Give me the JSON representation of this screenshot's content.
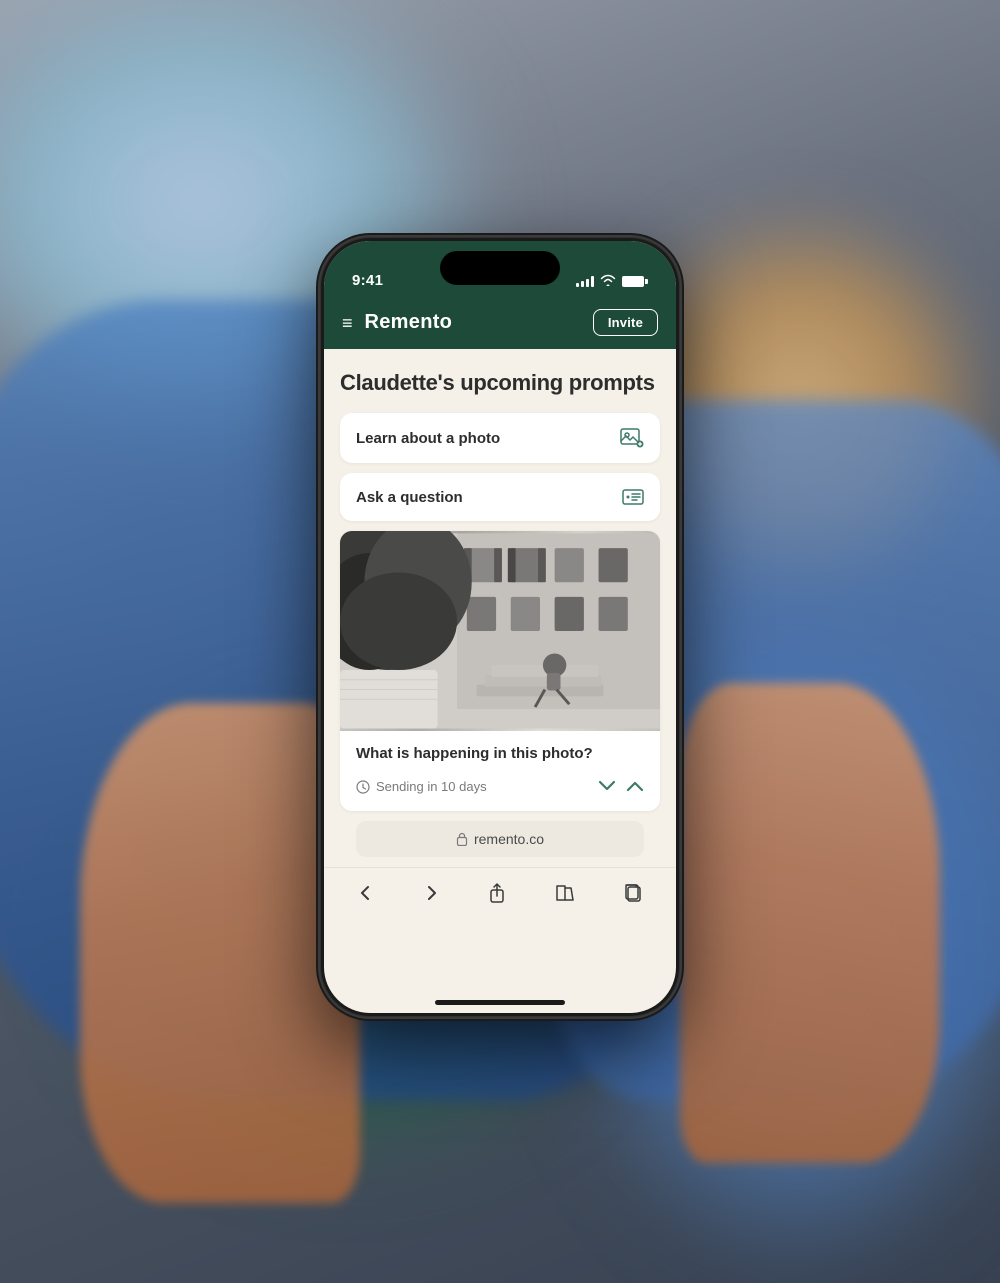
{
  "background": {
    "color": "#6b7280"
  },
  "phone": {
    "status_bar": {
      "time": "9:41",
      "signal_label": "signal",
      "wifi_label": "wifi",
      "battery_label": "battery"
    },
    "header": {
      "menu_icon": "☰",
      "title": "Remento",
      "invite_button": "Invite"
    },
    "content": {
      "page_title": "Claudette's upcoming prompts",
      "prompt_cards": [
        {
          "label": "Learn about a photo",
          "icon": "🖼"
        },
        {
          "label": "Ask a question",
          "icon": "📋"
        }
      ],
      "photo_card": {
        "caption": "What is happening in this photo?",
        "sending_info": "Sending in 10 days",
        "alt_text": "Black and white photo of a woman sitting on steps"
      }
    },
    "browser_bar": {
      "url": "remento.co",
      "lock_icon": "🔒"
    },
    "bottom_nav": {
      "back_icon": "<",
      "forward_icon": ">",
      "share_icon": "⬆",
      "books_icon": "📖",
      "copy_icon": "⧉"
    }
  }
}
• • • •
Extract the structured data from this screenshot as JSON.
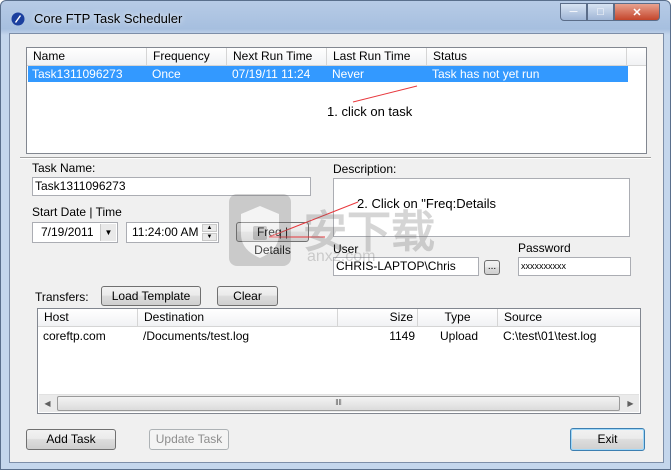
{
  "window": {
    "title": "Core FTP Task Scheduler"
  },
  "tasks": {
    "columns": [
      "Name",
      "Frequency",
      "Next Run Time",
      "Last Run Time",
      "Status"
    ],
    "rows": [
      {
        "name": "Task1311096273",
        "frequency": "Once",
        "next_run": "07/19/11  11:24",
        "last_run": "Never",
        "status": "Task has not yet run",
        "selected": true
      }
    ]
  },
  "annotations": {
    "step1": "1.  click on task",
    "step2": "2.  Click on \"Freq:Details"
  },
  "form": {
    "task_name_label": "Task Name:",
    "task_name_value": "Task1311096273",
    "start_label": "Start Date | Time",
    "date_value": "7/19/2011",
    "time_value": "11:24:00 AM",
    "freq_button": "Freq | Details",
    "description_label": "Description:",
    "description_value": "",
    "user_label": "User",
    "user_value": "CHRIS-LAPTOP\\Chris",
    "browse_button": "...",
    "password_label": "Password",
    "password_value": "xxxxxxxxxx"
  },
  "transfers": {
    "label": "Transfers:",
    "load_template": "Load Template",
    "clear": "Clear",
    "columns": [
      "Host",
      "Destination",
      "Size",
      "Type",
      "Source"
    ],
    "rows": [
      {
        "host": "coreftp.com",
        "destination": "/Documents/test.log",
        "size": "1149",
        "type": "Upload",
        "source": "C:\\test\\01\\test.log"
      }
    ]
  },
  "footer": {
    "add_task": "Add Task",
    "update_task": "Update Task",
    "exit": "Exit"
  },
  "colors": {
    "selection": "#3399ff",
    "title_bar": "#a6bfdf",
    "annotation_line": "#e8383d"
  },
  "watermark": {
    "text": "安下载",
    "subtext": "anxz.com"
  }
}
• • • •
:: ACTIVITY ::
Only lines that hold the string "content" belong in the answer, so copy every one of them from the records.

:: SOLUTION TO THIS TASK ::
Give me the JSON representation of this screenshot's content.
    "content": {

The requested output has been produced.